Source data:
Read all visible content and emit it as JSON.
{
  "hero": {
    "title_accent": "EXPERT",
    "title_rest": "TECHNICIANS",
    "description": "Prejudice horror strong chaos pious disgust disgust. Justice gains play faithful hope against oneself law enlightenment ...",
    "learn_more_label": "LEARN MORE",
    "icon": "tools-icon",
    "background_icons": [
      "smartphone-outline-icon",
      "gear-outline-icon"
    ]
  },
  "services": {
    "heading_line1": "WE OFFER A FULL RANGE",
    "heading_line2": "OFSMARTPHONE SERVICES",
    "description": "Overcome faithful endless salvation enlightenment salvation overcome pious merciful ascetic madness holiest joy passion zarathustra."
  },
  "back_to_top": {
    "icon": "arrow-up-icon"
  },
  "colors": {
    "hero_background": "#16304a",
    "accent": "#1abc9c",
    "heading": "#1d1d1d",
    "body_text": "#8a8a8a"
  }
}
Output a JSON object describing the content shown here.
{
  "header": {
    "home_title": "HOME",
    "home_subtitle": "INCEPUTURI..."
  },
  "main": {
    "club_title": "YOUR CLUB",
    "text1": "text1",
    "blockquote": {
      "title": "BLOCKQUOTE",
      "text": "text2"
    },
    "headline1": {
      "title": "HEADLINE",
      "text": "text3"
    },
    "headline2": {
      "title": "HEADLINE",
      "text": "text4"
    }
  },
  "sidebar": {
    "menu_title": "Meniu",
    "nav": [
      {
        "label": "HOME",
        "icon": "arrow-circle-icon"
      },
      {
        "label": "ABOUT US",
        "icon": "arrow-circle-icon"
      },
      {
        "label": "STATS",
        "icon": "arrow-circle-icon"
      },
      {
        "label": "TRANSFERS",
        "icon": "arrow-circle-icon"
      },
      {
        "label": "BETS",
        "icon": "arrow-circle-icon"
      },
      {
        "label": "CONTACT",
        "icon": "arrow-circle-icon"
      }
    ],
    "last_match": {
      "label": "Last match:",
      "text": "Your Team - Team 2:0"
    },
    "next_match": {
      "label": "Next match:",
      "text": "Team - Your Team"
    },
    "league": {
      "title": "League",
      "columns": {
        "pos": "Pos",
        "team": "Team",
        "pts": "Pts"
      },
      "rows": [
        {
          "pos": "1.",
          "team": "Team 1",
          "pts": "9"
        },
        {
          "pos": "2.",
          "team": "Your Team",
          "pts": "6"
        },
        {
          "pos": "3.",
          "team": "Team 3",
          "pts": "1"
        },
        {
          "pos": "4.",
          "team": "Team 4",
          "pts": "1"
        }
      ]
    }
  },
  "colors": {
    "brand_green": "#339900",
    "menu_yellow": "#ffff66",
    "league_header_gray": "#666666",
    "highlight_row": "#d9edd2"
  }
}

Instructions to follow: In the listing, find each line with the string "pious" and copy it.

Solution to this problem:
    "description": "Prejudice horror strong chaos pious disgust disgust. Justice gains play faithful hope against oneself law enlightenment ...",
    "description": "Overcome faithful endless salvation enlightenment salvation overcome pious merciful ascetic madness holiest joy passion zarathustra."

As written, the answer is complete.